Web page and app entries:
·····

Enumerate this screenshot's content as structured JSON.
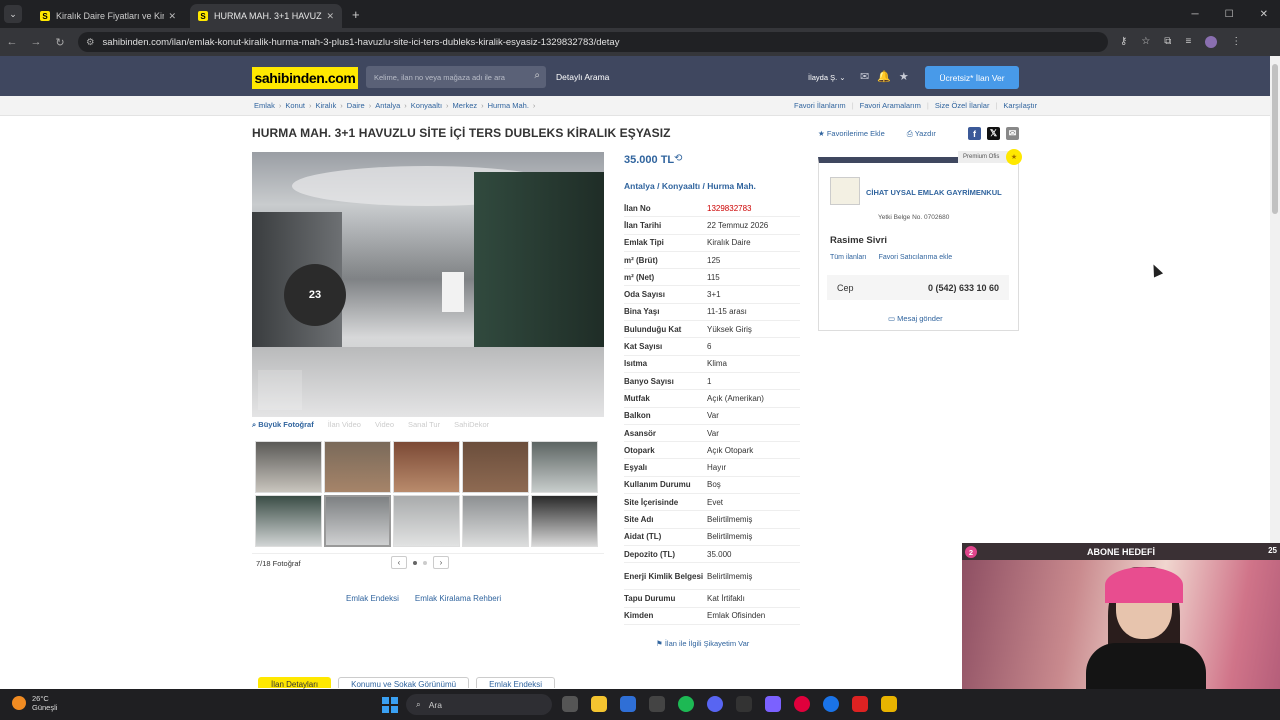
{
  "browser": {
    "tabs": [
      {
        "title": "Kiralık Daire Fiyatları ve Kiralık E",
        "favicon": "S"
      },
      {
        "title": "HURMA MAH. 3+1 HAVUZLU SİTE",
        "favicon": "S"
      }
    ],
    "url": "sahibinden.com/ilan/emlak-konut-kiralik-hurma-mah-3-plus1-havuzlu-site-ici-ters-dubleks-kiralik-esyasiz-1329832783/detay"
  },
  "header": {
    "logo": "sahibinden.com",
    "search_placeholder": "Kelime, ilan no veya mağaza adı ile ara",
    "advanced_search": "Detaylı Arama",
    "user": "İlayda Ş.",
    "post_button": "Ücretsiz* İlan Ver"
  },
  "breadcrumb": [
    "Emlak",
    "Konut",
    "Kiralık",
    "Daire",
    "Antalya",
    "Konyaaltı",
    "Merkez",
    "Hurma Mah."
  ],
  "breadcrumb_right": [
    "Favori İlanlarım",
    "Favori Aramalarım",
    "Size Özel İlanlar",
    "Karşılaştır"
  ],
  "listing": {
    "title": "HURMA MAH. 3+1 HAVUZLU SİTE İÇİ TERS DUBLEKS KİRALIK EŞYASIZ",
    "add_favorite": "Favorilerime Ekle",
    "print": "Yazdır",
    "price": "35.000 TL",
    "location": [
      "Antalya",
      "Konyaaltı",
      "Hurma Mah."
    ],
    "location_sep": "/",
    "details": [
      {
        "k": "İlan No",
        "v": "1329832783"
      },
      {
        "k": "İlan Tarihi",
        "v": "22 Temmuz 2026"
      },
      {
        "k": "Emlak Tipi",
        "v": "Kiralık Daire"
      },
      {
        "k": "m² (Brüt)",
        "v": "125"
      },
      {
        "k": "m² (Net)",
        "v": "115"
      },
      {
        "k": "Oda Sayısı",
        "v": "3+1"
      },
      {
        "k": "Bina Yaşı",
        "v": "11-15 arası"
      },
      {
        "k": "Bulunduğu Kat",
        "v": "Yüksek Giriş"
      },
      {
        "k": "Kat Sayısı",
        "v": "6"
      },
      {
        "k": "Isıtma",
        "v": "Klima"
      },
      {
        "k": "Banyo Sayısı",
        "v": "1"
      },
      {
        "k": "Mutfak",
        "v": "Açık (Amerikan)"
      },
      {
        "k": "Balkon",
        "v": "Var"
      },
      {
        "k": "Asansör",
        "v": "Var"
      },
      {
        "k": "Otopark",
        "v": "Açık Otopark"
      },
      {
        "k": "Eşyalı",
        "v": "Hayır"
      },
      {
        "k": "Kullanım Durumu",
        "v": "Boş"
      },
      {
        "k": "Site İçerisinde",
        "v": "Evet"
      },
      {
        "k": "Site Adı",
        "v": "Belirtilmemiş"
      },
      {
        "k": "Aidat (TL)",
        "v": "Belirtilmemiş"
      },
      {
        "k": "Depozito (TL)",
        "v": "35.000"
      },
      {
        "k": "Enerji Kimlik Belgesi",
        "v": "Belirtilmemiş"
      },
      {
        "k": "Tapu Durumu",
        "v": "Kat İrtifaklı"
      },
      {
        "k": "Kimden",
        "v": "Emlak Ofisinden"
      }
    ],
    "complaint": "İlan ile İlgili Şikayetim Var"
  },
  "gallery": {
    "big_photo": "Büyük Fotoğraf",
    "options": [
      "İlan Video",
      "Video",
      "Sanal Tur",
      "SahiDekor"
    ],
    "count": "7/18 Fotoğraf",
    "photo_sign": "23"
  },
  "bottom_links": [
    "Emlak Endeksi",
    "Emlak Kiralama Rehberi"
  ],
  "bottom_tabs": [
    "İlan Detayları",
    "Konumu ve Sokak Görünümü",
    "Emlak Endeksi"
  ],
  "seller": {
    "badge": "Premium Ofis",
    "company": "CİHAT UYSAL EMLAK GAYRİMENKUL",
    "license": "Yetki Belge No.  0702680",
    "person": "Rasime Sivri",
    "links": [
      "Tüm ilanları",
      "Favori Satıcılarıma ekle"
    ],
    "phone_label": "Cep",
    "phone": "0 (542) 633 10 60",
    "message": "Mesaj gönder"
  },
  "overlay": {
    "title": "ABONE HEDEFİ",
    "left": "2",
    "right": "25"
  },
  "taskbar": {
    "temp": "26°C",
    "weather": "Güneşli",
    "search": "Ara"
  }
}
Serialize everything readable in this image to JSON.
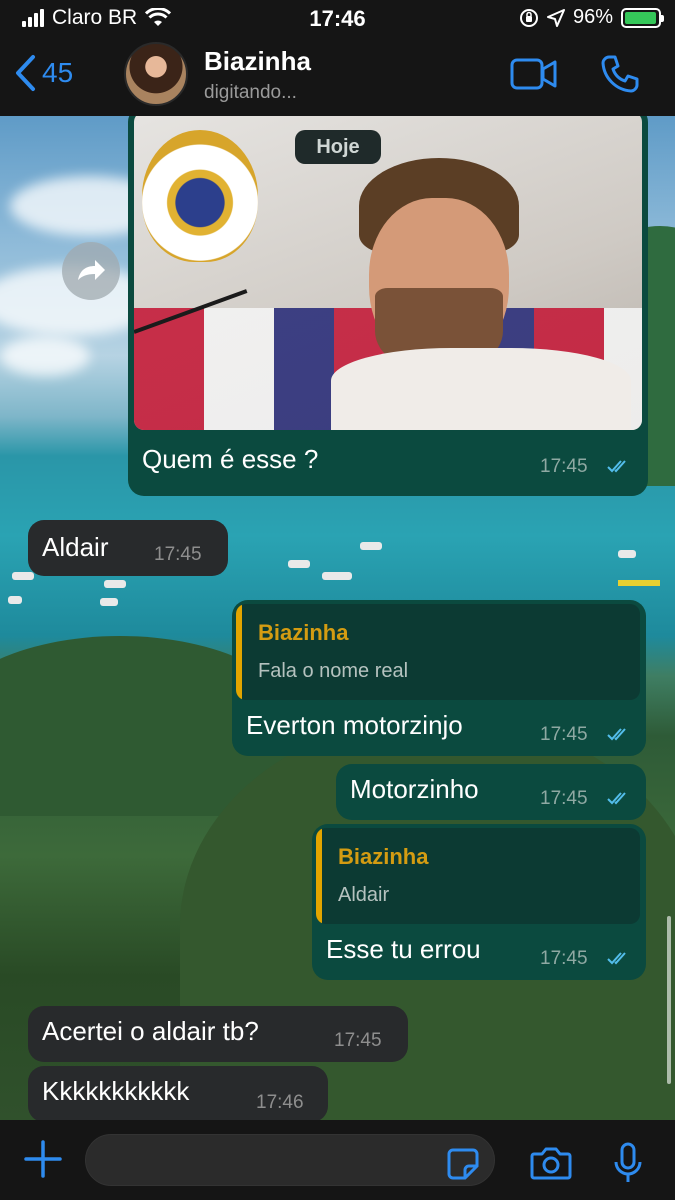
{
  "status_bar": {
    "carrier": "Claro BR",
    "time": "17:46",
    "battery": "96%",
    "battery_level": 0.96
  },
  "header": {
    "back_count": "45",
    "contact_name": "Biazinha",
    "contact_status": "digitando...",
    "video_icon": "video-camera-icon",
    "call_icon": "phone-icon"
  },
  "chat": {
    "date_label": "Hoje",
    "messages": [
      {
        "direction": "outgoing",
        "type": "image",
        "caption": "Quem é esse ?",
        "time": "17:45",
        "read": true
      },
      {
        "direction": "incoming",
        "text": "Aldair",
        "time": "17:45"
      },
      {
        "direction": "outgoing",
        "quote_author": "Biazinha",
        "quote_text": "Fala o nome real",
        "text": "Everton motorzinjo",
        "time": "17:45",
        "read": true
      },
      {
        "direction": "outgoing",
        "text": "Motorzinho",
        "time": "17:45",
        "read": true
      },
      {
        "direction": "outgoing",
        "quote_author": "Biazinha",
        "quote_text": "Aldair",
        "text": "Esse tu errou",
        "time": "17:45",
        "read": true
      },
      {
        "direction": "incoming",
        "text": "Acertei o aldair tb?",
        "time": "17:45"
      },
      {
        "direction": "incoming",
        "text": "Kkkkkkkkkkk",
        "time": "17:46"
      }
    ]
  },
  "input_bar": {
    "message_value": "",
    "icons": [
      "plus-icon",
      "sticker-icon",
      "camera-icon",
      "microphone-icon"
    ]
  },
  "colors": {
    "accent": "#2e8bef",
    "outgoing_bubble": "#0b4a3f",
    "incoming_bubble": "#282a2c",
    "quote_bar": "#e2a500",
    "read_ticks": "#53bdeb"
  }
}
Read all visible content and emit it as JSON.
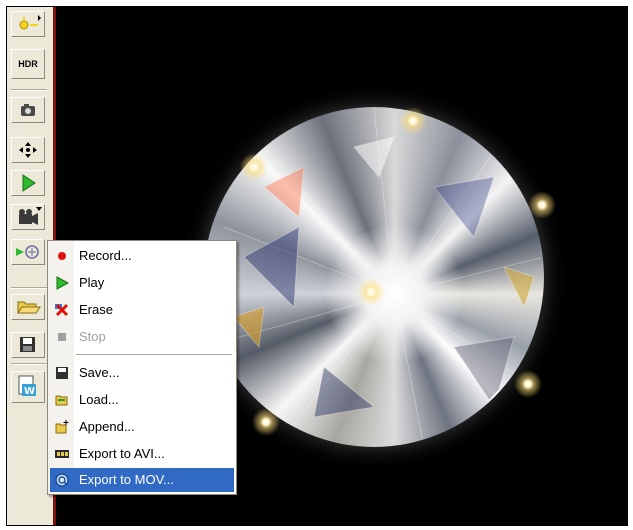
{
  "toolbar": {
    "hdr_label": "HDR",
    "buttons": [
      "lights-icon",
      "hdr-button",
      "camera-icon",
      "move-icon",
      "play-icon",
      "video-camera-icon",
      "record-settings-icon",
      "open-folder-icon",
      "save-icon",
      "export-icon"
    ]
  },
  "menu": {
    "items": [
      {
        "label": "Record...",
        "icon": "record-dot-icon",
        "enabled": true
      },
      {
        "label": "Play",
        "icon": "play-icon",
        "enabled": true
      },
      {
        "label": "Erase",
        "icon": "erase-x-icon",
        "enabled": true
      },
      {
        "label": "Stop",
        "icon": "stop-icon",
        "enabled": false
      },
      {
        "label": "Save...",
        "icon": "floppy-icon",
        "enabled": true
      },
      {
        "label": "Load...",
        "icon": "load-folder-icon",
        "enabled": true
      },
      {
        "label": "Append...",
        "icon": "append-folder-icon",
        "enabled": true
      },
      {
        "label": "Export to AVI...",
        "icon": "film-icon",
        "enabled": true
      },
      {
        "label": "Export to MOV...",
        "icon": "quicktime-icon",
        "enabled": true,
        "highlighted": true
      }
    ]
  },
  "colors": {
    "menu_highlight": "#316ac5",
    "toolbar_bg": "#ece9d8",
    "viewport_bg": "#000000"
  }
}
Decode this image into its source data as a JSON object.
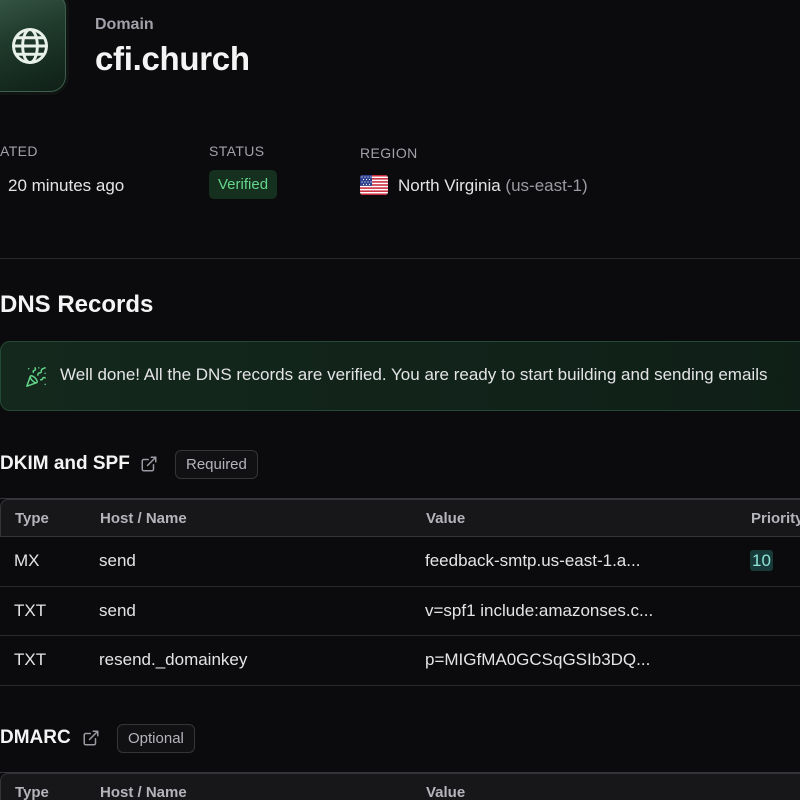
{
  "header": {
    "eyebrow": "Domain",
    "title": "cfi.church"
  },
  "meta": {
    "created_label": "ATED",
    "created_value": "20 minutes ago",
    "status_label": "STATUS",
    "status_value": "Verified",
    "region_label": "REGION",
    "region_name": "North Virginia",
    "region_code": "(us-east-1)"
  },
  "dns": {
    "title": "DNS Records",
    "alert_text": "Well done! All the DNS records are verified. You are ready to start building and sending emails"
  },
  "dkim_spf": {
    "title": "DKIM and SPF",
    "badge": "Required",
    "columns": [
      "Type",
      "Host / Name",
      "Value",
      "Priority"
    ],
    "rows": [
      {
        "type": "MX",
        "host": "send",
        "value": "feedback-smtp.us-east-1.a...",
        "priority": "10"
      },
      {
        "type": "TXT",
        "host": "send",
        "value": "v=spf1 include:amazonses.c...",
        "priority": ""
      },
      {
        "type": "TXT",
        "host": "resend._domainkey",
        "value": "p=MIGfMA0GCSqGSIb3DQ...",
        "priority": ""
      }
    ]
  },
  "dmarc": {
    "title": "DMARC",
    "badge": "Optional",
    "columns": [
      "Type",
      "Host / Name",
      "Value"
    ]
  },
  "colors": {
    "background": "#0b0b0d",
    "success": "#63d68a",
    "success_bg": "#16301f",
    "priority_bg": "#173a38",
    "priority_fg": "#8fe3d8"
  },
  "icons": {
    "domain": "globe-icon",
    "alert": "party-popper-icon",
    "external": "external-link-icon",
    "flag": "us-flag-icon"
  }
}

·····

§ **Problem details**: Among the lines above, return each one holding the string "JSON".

§ **Written solution**:
Enumerate this screenshot's content as structured JSON.
Serialize everything readable in this image to JSON.
Read all visible content and emit it as JSON.
Decode this image into its source data as a JSON object.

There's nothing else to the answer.